Website and app data records:
*** Block opens ***

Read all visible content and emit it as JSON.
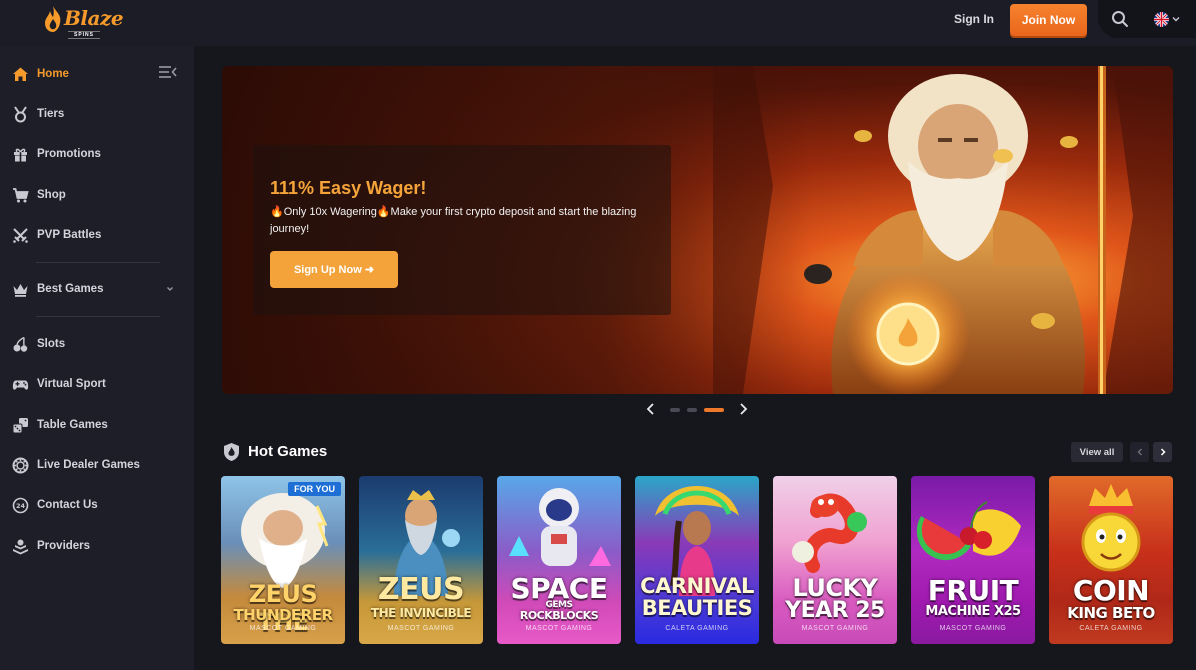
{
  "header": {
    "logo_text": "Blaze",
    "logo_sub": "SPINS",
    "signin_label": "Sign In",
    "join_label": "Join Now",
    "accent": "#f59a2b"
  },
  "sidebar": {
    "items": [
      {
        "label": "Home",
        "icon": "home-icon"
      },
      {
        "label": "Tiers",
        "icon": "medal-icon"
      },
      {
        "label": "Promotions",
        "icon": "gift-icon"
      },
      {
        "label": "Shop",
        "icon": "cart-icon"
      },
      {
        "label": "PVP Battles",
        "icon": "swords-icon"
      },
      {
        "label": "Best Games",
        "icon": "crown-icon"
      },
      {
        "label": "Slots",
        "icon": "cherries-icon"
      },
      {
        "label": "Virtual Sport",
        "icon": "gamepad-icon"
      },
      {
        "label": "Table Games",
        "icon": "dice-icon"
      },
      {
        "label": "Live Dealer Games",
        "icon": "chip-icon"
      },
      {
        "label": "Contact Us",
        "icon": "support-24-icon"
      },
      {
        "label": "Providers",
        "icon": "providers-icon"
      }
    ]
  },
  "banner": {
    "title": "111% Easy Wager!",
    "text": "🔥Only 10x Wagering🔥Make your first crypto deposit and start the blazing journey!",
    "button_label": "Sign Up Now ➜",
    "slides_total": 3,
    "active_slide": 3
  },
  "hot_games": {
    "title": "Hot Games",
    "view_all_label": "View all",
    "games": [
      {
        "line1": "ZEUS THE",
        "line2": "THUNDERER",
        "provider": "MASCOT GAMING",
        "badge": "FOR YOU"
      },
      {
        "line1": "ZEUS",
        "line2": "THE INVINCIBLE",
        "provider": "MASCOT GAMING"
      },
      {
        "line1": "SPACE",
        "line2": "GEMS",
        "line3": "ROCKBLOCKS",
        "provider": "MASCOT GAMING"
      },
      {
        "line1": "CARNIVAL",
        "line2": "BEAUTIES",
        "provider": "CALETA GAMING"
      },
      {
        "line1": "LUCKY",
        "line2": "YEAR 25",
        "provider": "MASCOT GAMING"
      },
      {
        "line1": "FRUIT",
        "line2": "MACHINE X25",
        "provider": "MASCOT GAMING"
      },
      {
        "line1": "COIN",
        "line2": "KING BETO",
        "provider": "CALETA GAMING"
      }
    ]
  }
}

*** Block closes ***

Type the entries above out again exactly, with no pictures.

Read all visible content and emit it as JSON.
{
  "header": {
    "logo_text": "Blaze",
    "logo_sub": "SPINS",
    "signin_label": "Sign In",
    "join_label": "Join Now",
    "accent": "#f59a2b"
  },
  "sidebar": {
    "items": [
      {
        "label": "Home",
        "icon": "home-icon"
      },
      {
        "label": "Tiers",
        "icon": "medal-icon"
      },
      {
        "label": "Promotions",
        "icon": "gift-icon"
      },
      {
        "label": "Shop",
        "icon": "cart-icon"
      },
      {
        "label": "PVP Battles",
        "icon": "swords-icon"
      },
      {
        "label": "Best Games",
        "icon": "crown-icon"
      },
      {
        "label": "Slots",
        "icon": "cherries-icon"
      },
      {
        "label": "Virtual Sport",
        "icon": "gamepad-icon"
      },
      {
        "label": "Table Games",
        "icon": "dice-icon"
      },
      {
        "label": "Live Dealer Games",
        "icon": "chip-icon"
      },
      {
        "label": "Contact Us",
        "icon": "support-24-icon"
      },
      {
        "label": "Providers",
        "icon": "providers-icon"
      }
    ]
  },
  "banner": {
    "title": "111% Easy Wager!",
    "text": "🔥Only 10x Wagering🔥Make your first crypto deposit and start the blazing journey!",
    "button_label": "Sign Up Now ➜",
    "slides_total": 3,
    "active_slide": 3
  },
  "hot_games": {
    "title": "Hot Games",
    "view_all_label": "View all",
    "games": [
      {
        "line1": "ZEUS THE",
        "line2": "THUNDERER",
        "provider": "MASCOT GAMING",
        "badge": "FOR YOU"
      },
      {
        "line1": "ZEUS",
        "line2": "THE INVINCIBLE",
        "provider": "MASCOT GAMING"
      },
      {
        "line1": "SPACE",
        "line2": "GEMS",
        "line3": "ROCKBLOCKS",
        "provider": "MASCOT GAMING"
      },
      {
        "line1": "CARNIVAL",
        "line2": "BEAUTIES",
        "provider": "CALETA GAMING"
      },
      {
        "line1": "LUCKY",
        "line2": "YEAR 25",
        "provider": "MASCOT GAMING"
      },
      {
        "line1": "FRUIT",
        "line2": "MACHINE X25",
        "provider": "MASCOT GAMING"
      },
      {
        "line1": "COIN",
        "line2": "KING BETO",
        "provider": "CALETA GAMING"
      }
    ]
  }
}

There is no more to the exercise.